Cybercriminals Stay a Step Ahead of Security

Keeping track of the latest cyber scams can be challenging, especially since bad actors are constantly developing workarounds to security measures. Here are a few of the most recent scams spotted by our sources.

In operational technology environments, an increasing number of malware threats are the result of malicious USBs, says George Ajine-Basil of LenelS2. “Since many systems are isolated within large OT ecosystems, a malicious USB attack is an attractive method to an attacker who wants to achieve a wide reach and touch many assets with a limited investment,” he says. “This type of cyber-attack is designed to outmaneuver network defenses, engineered to thwart network-based attacks and air gaps within OT environments. Once an unsuspecting victim connects with a USB into even a well-defended environment, the malware can be delivered to any number of devices on the network well beyond the originating computer.”

Mike Kobaly of AMAG Technology points out that Ransomware-as-a-Service (RaaS) is actually now a successful business model that nefarious entities are using to extort businesses. “Also, during the holidays and political elections, it’s very important to know what you are clicking on your browser,” he adds. “Cybercriminals are targeting keywords knowing people are looking for deals or more information about a political event. Those ads can be malware trying to trick end users and thus compromising their computer,” he says. “End user education is critical these days.”

The growth of interconnected devices, including wearables and every other thing connected to a network, can also increase risk, says Peter Boriskin of ASSA ABLOY. “For instance, there are cybercriminals who have been creating fake applications with malware and putting them into app stores. While not so much a problem in the Apple store, this has been a headache at times in the Android marketplace. These bad actors are essentially manipulating the signatures of the application, so they look like the real application when they’re not.”


Advice to Integrators

What’s a top tip for integrators who want to help their customers tighten up their cybersecurity? Use appropriate physical security products and services. Keep it simple, Cummings advises. “Look for easily deployed products to start with,” he says. “Don’t jump into the deep end with services that require a lot of uplift and skilled labor to deploy. Look for products that have prebuilt services that you can resell and deploy and work your way up to the more complex offerings and capabilities.”

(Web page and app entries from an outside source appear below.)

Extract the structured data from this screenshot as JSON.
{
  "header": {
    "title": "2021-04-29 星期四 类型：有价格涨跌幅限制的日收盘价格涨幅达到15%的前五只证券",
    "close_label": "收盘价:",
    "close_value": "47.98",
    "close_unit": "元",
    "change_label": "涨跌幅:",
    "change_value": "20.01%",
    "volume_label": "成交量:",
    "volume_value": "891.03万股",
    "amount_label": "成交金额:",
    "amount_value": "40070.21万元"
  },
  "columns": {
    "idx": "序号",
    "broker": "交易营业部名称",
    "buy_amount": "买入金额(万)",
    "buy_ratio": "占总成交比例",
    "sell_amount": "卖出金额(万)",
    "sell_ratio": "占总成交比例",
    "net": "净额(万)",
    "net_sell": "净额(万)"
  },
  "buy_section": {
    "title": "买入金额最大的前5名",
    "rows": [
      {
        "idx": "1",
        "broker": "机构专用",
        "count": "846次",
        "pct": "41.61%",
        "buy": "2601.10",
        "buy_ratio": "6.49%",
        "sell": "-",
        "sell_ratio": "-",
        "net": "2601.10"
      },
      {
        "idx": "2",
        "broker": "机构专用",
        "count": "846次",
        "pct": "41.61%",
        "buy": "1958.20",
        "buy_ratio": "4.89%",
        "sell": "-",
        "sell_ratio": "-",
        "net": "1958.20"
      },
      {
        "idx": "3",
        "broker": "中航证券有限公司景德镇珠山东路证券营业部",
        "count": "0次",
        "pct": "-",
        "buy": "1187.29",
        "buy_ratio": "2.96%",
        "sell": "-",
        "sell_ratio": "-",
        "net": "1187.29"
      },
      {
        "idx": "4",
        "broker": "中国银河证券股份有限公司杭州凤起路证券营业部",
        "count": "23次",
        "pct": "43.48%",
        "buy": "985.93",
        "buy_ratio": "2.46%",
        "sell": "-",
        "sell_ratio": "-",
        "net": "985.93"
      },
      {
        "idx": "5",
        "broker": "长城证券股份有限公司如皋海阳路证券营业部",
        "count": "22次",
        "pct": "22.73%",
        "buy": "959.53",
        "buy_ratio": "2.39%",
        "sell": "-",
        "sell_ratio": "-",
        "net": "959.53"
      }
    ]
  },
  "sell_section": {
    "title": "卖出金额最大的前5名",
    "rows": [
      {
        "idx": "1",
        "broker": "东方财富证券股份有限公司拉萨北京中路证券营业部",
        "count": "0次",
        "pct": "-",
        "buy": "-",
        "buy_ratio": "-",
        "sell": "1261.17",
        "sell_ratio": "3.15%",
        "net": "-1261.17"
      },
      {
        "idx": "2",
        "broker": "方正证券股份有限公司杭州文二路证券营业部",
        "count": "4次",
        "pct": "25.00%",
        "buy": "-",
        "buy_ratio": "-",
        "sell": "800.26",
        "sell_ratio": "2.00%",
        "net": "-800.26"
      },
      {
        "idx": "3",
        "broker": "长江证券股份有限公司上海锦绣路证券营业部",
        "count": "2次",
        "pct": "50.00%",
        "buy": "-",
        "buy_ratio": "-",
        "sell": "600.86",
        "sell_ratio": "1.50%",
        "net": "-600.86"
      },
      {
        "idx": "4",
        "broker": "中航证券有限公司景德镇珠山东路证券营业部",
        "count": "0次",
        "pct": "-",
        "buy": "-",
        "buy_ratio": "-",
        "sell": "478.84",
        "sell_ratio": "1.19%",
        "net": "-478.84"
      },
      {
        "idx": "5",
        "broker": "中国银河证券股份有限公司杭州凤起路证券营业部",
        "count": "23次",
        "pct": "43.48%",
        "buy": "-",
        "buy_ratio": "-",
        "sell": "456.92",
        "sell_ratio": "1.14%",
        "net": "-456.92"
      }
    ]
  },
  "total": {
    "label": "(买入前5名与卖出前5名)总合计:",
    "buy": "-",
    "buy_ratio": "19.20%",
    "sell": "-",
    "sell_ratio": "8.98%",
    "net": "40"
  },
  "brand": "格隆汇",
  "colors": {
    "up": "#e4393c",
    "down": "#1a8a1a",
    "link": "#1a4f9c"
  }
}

This means developing or enhancing a good working relationship with manufacturers, says Fabian of Genetec. “Work with your manufacturers to deliver turnkey solutions. Something secure and hardened and ready to deploy is an easy way to make sure your system isn’t an attack vector.”

I would say the biggest source of risk for electronic security is the people. Social engineering, along with poor cyber hygiene, contribute to a large portion of our risk.

Josh Cummings, Paladin Technologies

The growth of cloud-based products also means integrators must be continually aware of any vulnerabilities among the three major cloud providers (Amazon Web Services, Microsoft Azure and Google Cloud Platform), Kobaly says. “Clients are offloading IT responsibilities to the cloud, so knowing best practices and how the cloud providers handle security, authentication and authorization is critical,” he notes. “Get familiar with known exploits to understand how they work so you can educate your customers. As you become more familiar with top threats, you then become a resource for your customers on how to best prevent these attacks. Help them with best practices and software solutions to help prevent them.”

Finally, integrators should invest in growing their own organizational cybersecurity capabilities, says Ajine-Basil of LenelS2. “While integrators need not try to be broad-based cybersecurity domain experts, they should be the expert within their own domain as it relates to the cyber requirements for the job at hand,” he says. “Maturing these narrowly focused cyber capabilities in-house will enable integrators to become more self-sufficient, with internal resources that can be leveraged across the entire business, benefitting all their customers and helping to grow and sustain their business. In today’s market, this value-add capability can be a key differentiator.” SDM